Available records below:

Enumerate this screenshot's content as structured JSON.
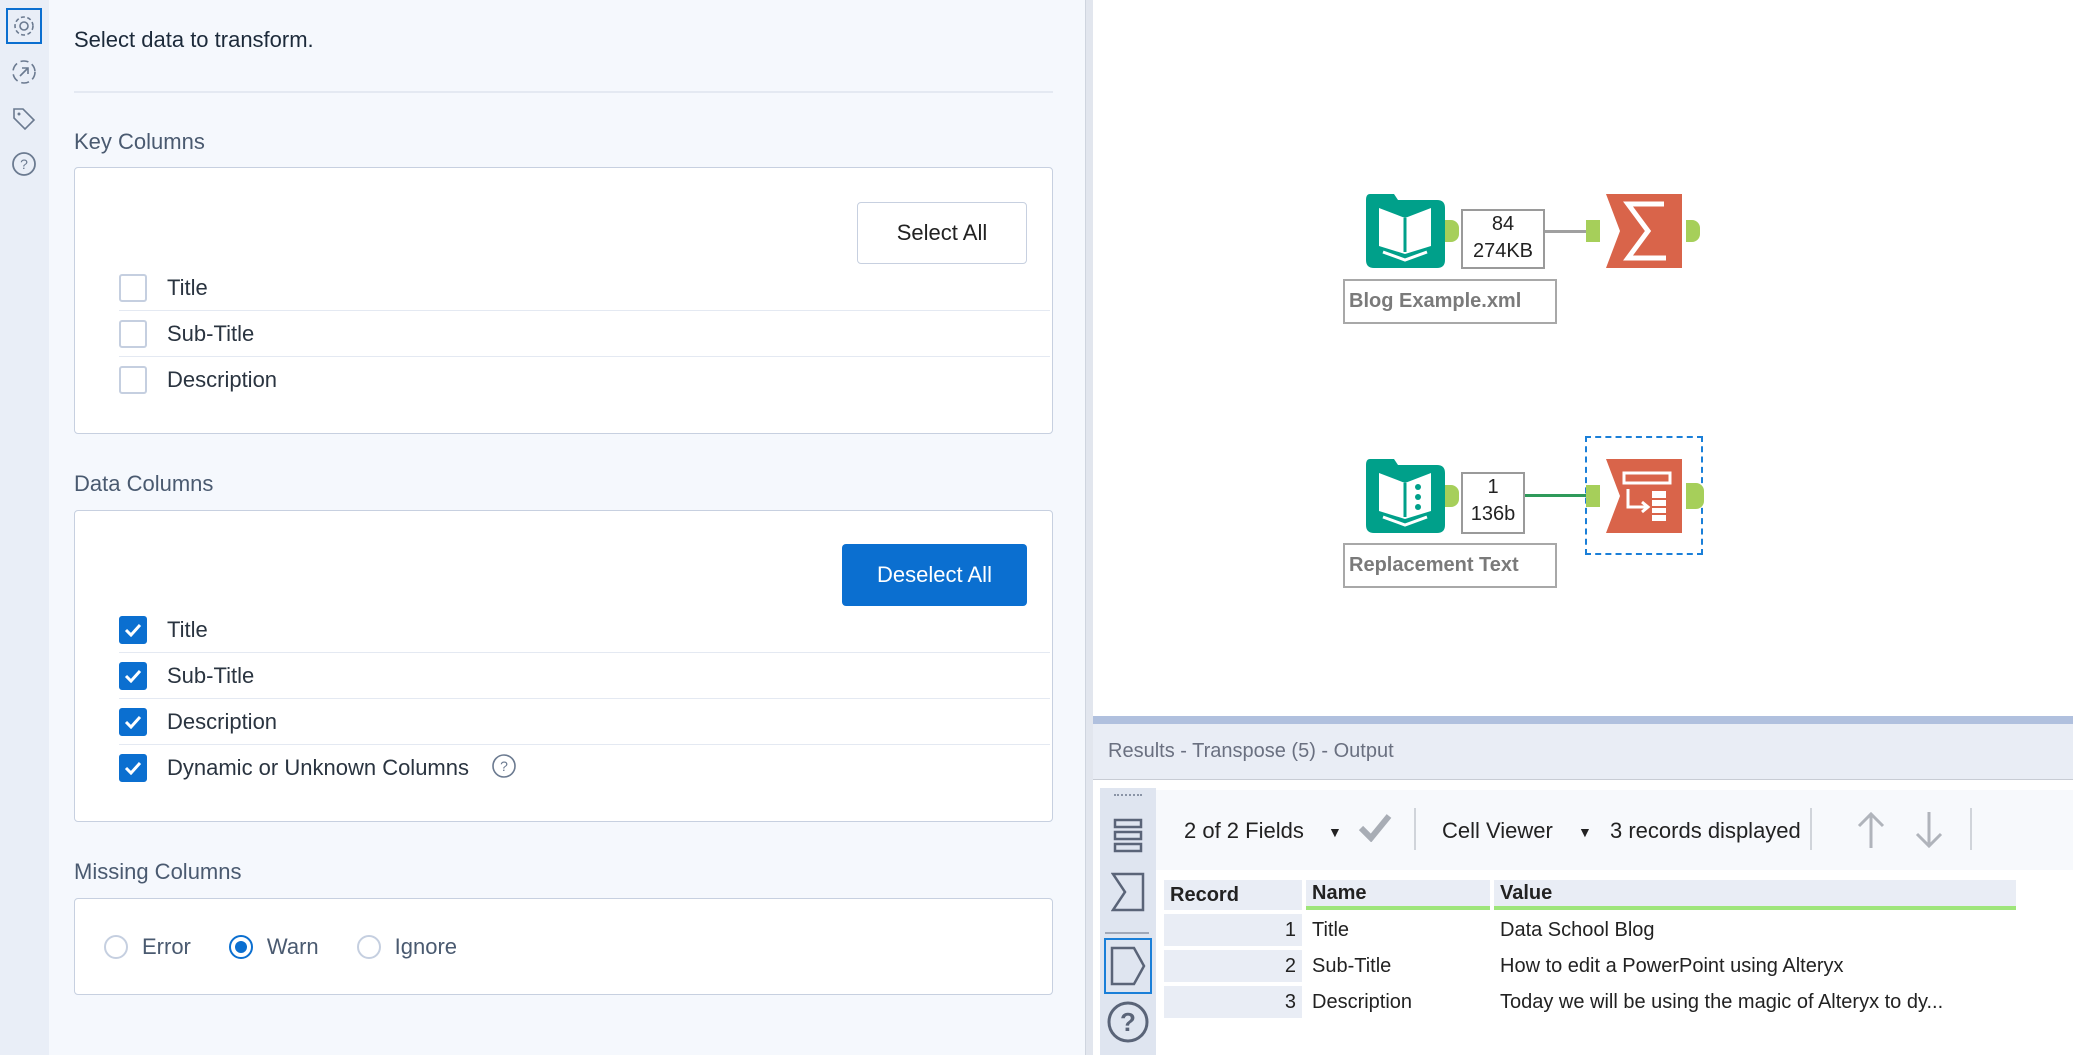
{
  "side_icons": [
    "gear-icon",
    "connection-icon",
    "tag-icon",
    "help-icon"
  ],
  "config": {
    "intro": "Select data to transform.",
    "key_columns": {
      "title": "Key Columns",
      "button": "Select All",
      "items": [
        {
          "label": "Title",
          "checked": false
        },
        {
          "label": "Sub-Title",
          "checked": false
        },
        {
          "label": "Description",
          "checked": false
        }
      ]
    },
    "data_columns": {
      "title": "Data Columns",
      "button": "Deselect All",
      "items": [
        {
          "label": "Title",
          "checked": true
        },
        {
          "label": "Sub-Title",
          "checked": true
        },
        {
          "label": "Description",
          "checked": true
        },
        {
          "label": "Dynamic or Unknown Columns",
          "checked": true
        }
      ]
    },
    "missing_columns": {
      "title": "Missing Columns",
      "options": [
        "Error",
        "Warn",
        "Ignore"
      ],
      "selected": "Warn"
    }
  },
  "canvas": {
    "tools": [
      {
        "label": "Blog Example.xml",
        "count": "84",
        "size": "274KB",
        "next": "Summarize"
      },
      {
        "label": "Replacement Text",
        "count": "1",
        "size": "136b",
        "next": "Transpose"
      }
    ]
  },
  "results": {
    "title": "Results - Transpose (5) - Output",
    "fields": "2 of 2 Fields",
    "viewer": "Cell Viewer",
    "records": "3 records displayed",
    "columns": [
      "Record",
      "Name",
      "Value"
    ],
    "rows": [
      [
        "1",
        "Title",
        "Data School Blog"
      ],
      [
        "2",
        "Sub-Title",
        "How to edit a PowerPoint using Alteryx"
      ],
      [
        "3",
        "Description",
        "Today we will be using the magic of Alteryx to dy..."
      ]
    ]
  },
  "colors": {
    "accent": "#0b6fd0",
    "input_tool": "#00a08a",
    "transform_tool": "#d9644a",
    "anchor": "#a6cf5a"
  }
}
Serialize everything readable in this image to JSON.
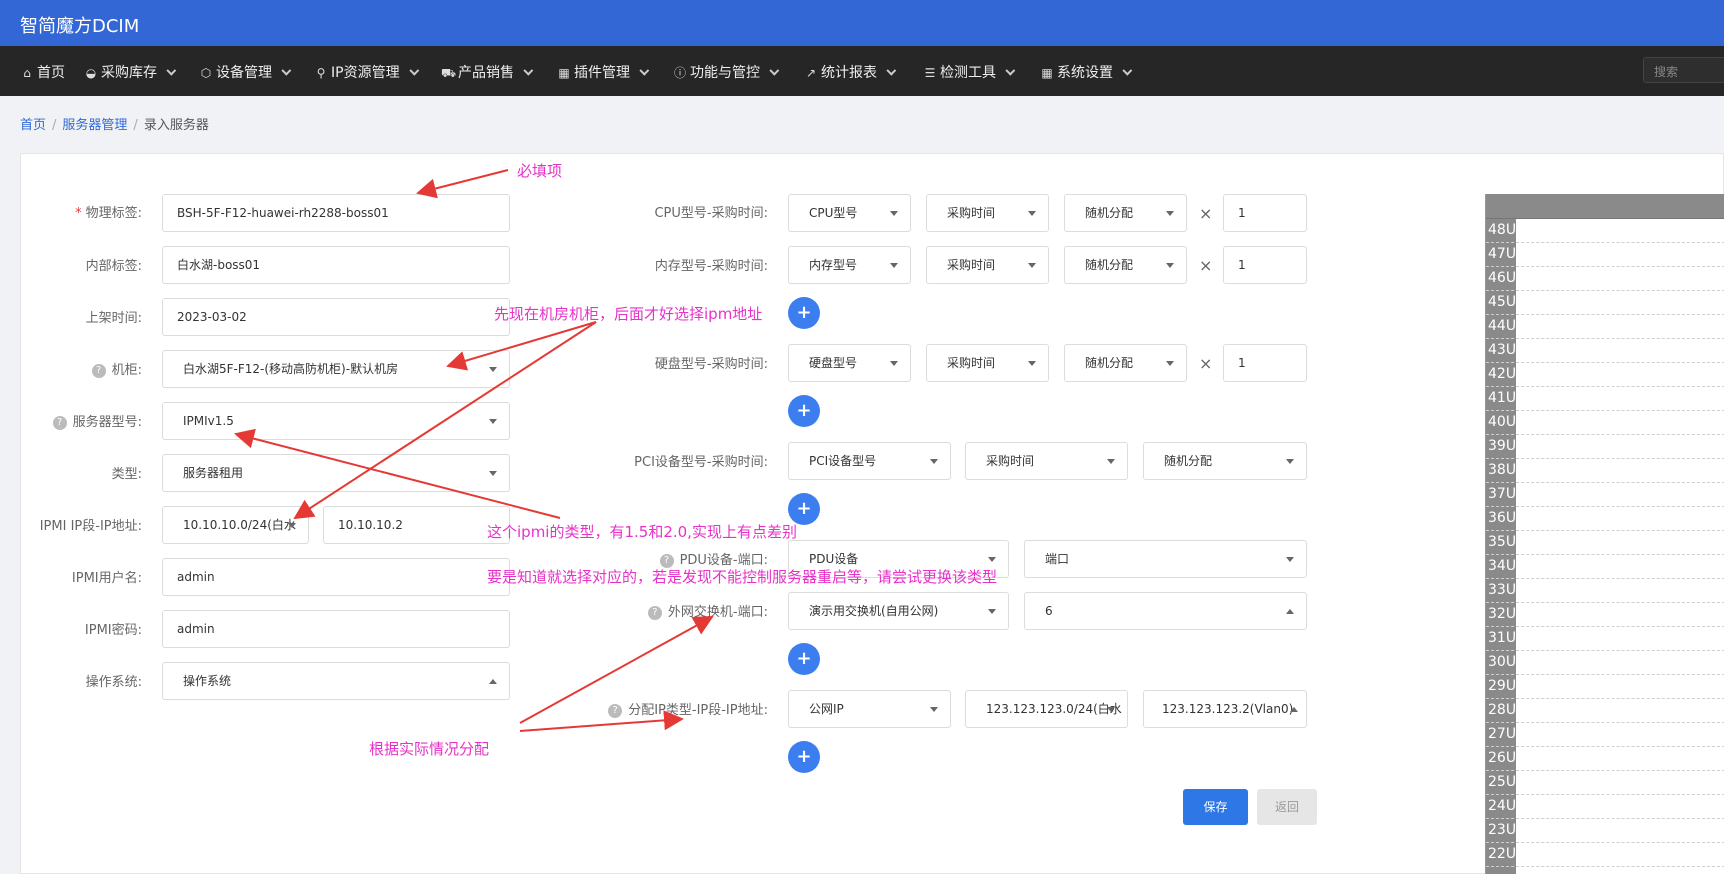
{
  "app": {
    "title": "智简魔方DCIM"
  },
  "nav": {
    "items": [
      {
        "icon": "home-icon",
        "glyph": "⌂",
        "label": "首页",
        "caret": false
      },
      {
        "icon": "shopping-icon",
        "glyph": "◒",
        "label": "采购库存",
        "caret": true
      },
      {
        "icon": "cube-icon",
        "glyph": "⬡",
        "label": "设备管理",
        "caret": true
      },
      {
        "icon": "location-pin-icon",
        "glyph": "⚲",
        "label": "IP资源管理",
        "caret": true
      },
      {
        "icon": "cart-icon",
        "glyph": "⛟",
        "label": "产品销售",
        "caret": true
      },
      {
        "icon": "grid-icon",
        "glyph": "▦",
        "label": "插件管理",
        "caret": true
      },
      {
        "icon": "info-icon",
        "glyph": "ⓘ",
        "label": "功能与管控",
        "caret": true
      },
      {
        "icon": "line-chart-icon",
        "glyph": "↗",
        "label": "统计报表",
        "caret": true
      },
      {
        "icon": "list-icon",
        "glyph": "☰",
        "label": "检测工具",
        "caret": true
      },
      {
        "icon": "apps-icon",
        "glyph": "▦",
        "label": "系统设置",
        "caret": true
      }
    ],
    "search_placeholder": "搜索"
  },
  "breadcrumb": {
    "home": "首页",
    "section": "服务器管理",
    "current": "录入服务器"
  },
  "form_left": {
    "physical_tag": {
      "label": "物理标签:",
      "value": "BSH-5F-F12-huawei-rh2288-boss01"
    },
    "internal_tag": {
      "label": "内部标签:",
      "value": "白水湖-boss01"
    },
    "rack_time": {
      "label": "上架时间:",
      "value": "2023-03-02"
    },
    "cabinet": {
      "label": "机柜:",
      "value": "白水湖5F-F12-(移动高防机柜)-默认机房"
    },
    "server_model": {
      "label": "服务器型号:",
      "value": "IPMIv1.5"
    },
    "type": {
      "label": "类型:",
      "value": "服务器租用"
    },
    "ipmi_ip": {
      "label": "IPMI IP段-IP地址:",
      "segment": "10.10.10.0/24(白水",
      "address": "10.10.10.2"
    },
    "ipmi_user": {
      "label": "IPMI用户名:",
      "value": "admin"
    },
    "ipmi_pass": {
      "label": "IPMI密码:",
      "value": "admin"
    },
    "os": {
      "label": "操作系统:",
      "value": "操作系统"
    }
  },
  "form_right": {
    "cpu": {
      "label": "CPU型号-采购时间:",
      "model": "CPU型号",
      "time": "采购时间",
      "alloc": "随机分配",
      "times": "×",
      "qty": "1"
    },
    "mem": {
      "label": "内存型号-采购时间:",
      "model": "内存型号",
      "time": "采购时间",
      "alloc": "随机分配",
      "times": "×",
      "qty": "1"
    },
    "disk": {
      "label": "硬盘型号-采购时间:",
      "model": "硬盘型号",
      "time": "采购时间",
      "alloc": "随机分配",
      "times": "×",
      "qty": "1"
    },
    "pci": {
      "label": "PCI设备型号-采购时间:",
      "model": "PCI设备型号",
      "time": "采购时间",
      "alloc": "随机分配"
    },
    "pdu": {
      "label": "PDU设备-端口:",
      "device": "PDU设备",
      "port": "端口"
    },
    "switch": {
      "label": "外网交换机-端口:",
      "device": "演示用交换机(自用公网)",
      "port": "6"
    },
    "ip_alloc": {
      "label": "分配IP类型-IP段-IP地址:",
      "type": "公网IP",
      "segment": "123.123.123.0/24(白水",
      "address": "123.123.123.2(Vlan0)"
    },
    "plus": "+"
  },
  "actions": {
    "save": "保存",
    "back": "返回"
  },
  "annotations": {
    "required": "必填项",
    "cabinet_first": "先现在机房机柜，后面才好选择ipm地址",
    "ipmi_type_1": "这个ipmi的类型，有1.5和2.0,实现上有点差别",
    "ipmi_type_2": "要是知道就选择对应的，若是发现不能控制服务器重启等，请尝试更换该类型",
    "allocate": "根据实际情况分配"
  },
  "rack": {
    "units": [
      "48U",
      "47U",
      "46U",
      "45U",
      "44U",
      "43U",
      "42U",
      "41U",
      "40U",
      "39U",
      "38U",
      "37U",
      "36U",
      "35U",
      "34U",
      "33U",
      "32U",
      "31U",
      "30U",
      "29U",
      "28U",
      "27U",
      "26U",
      "25U",
      "24U",
      "23U",
      "22U"
    ]
  },
  "colors": {
    "topbar": "#3367d6",
    "navbar": "#262626",
    "primary": "#2d77e6",
    "annotation": "#e632c8",
    "arrow": "#e53935"
  }
}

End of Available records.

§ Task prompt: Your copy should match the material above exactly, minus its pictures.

§ Response area:
Enumerate this screenshot's content as structured JSON.
{
  "side_icons": [
    "gear-icon",
    "connection-icon",
    "tag-icon",
    "help-icon"
  ],
  "config": {
    "intro": "Select data to transform.",
    "key_columns": {
      "title": "Key Columns",
      "button": "Select All",
      "items": [
        {
          "label": "Title",
          "checked": false
        },
        {
          "label": "Sub-Title",
          "checked": false
        },
        {
          "label": "Description",
          "checked": false
        }
      ]
    },
    "data_columns": {
      "title": "Data Columns",
      "button": "Deselect All",
      "items": [
        {
          "label": "Title",
          "checked": true
        },
        {
          "label": "Sub-Title",
          "checked": true
        },
        {
          "label": "Description",
          "checked": true
        },
        {
          "label": "Dynamic or Unknown Columns",
          "checked": true
        }
      ]
    },
    "missing_columns": {
      "title": "Missing Columns",
      "options": [
        "Error",
        "Warn",
        "Ignore"
      ],
      "selected": "Warn"
    }
  },
  "canvas": {
    "tools": [
      {
        "label": "Blog Example.xml",
        "count": "84",
        "size": "274KB",
        "next": "Summarize"
      },
      {
        "label": "Replacement Text",
        "count": "1",
        "size": "136b",
        "next": "Transpose"
      }
    ]
  },
  "results": {
    "title": "Results - Transpose (5) - Output",
    "fields": "2 of 2 Fields",
    "viewer": "Cell Viewer",
    "records": "3 records displayed",
    "columns": [
      "Record",
      "Name",
      "Value"
    ],
    "rows": [
      [
        "1",
        "Title",
        "Data School Blog"
      ],
      [
        "2",
        "Sub-Title",
        "How to edit a PowerPoint using Alteryx"
      ],
      [
        "3",
        "Description",
        "Today we will be using the magic of Alteryx to dy..."
      ]
    ]
  },
  "colors": {
    "accent": "#0b6fd0",
    "input_tool": "#00a08a",
    "transform_tool": "#d9644a",
    "anchor": "#a6cf5a"
  }
}
Serialize everything readable in this image to JSON.
{
  "app": {
    "title": "智简魔方DCIM"
  },
  "nav": {
    "items": [
      {
        "icon": "home-icon",
        "glyph": "⌂",
        "label": "首页",
        "caret": false
      },
      {
        "icon": "shopping-icon",
        "glyph": "◒",
        "label": "采购库存",
        "caret": true
      },
      {
        "icon": "cube-icon",
        "glyph": "⬡",
        "label": "设备管理",
        "caret": true
      },
      {
        "icon": "location-pin-icon",
        "glyph": "⚲",
        "label": "IP资源管理",
        "caret": true
      },
      {
        "icon": "cart-icon",
        "glyph": "⛟",
        "label": "产品销售",
        "caret": true
      },
      {
        "icon": "grid-icon",
        "glyph": "▦",
        "label": "插件管理",
        "caret": true
      },
      {
        "icon": "info-icon",
        "glyph": "ⓘ",
        "label": "功能与管控",
        "caret": true
      },
      {
        "icon": "line-chart-icon",
        "glyph": "↗",
        "label": "统计报表",
        "caret": true
      },
      {
        "icon": "list-icon",
        "glyph": "☰",
        "label": "检测工具",
        "caret": true
      },
      {
        "icon": "apps-icon",
        "glyph": "▦",
        "label": "系统设置",
        "caret": true
      }
    ],
    "search_placeholder": "搜索"
  },
  "breadcrumb": {
    "home": "首页",
    "section": "服务器管理",
    "current": "录入服务器"
  },
  "form_left": {
    "physical_tag": {
      "label": "物理标签:",
      "value": "BSH-5F-F12-huawei-rh2288-boss01"
    },
    "internal_tag": {
      "label": "内部标签:",
      "value": "白水湖-boss01"
    },
    "rack_time": {
      "label": "上架时间:",
      "value": "2023-03-02"
    },
    "cabinet": {
      "label": "机柜:",
      "value": "白水湖5F-F12-(移动高防机柜)-默认机房"
    },
    "server_model": {
      "label": "服务器型号:",
      "value": "IPMIv1.5"
    },
    "type": {
      "label": "类型:",
      "value": "服务器租用"
    },
    "ipmi_ip": {
      "label": "IPMI IP段-IP地址:",
      "segment": "10.10.10.0/24(白水",
      "address": "10.10.10.2"
    },
    "ipmi_user": {
      "label": "IPMI用户名:",
      "value": "admin"
    },
    "ipmi_pass": {
      "label": "IPMI密码:",
      "value": "admin"
    },
    "os": {
      "label": "操作系统:",
      "value": "操作系统"
    }
  },
  "form_right": {
    "cpu": {
      "label": "CPU型号-采购时间:",
      "model": "CPU型号",
      "time": "采购时间",
      "alloc": "随机分配",
      "times": "×",
      "qty": "1"
    },
    "mem": {
      "label": "内存型号-采购时间:",
      "model": "内存型号",
      "time": "采购时间",
      "alloc": "随机分配",
      "times": "×",
      "qty": "1"
    },
    "disk": {
      "label": "硬盘型号-采购时间:",
      "model": "硬盘型号",
      "time": "采购时间",
      "alloc": "随机分配",
      "times": "×",
      "qty": "1"
    },
    "pci": {
      "label": "PCI设备型号-采购时间:",
      "model": "PCI设备型号",
      "time": "采购时间",
      "alloc": "随机分配"
    },
    "pdu": {
      "label": "PDU设备-端口:",
      "device": "PDU设备",
      "port": "端口"
    },
    "switch": {
      "label": "外网交换机-端口:",
      "device": "演示用交换机(自用公网)",
      "port": "6"
    },
    "ip_alloc": {
      "label": "分配IP类型-IP段-IP地址:",
      "type": "公网IP",
      "segment": "123.123.123.0/24(白水",
      "address": "123.123.123.2(Vlan0)"
    },
    "plus": "+"
  },
  "actions": {
    "save": "保存",
    "back": "返回"
  },
  "annotations": {
    "required": "必填项",
    "cabinet_first": "先现在机房机柜，后面才好选择ipm地址",
    "ipmi_type_1": "这个ipmi的类型，有1.5和2.0,实现上有点差别",
    "ipmi_type_2": "要是知道就选择对应的，若是发现不能控制服务器重启等，请尝试更换该类型",
    "allocate": "根据实际情况分配"
  },
  "rack": {
    "units": [
      "48U",
      "47U",
      "46U",
      "45U",
      "44U",
      "43U",
      "42U",
      "41U",
      "40U",
      "39U",
      "38U",
      "37U",
      "36U",
      "35U",
      "34U",
      "33U",
      "32U",
      "31U",
      "30U",
      "29U",
      "28U",
      "27U",
      "26U",
      "25U",
      "24U",
      "23U",
      "22U"
    ]
  },
  "colors": {
    "topbar": "#3367d6",
    "navbar": "#262626",
    "primary": "#2d77e6",
    "annotation": "#e632c8",
    "arrow": "#e53935"
  }
}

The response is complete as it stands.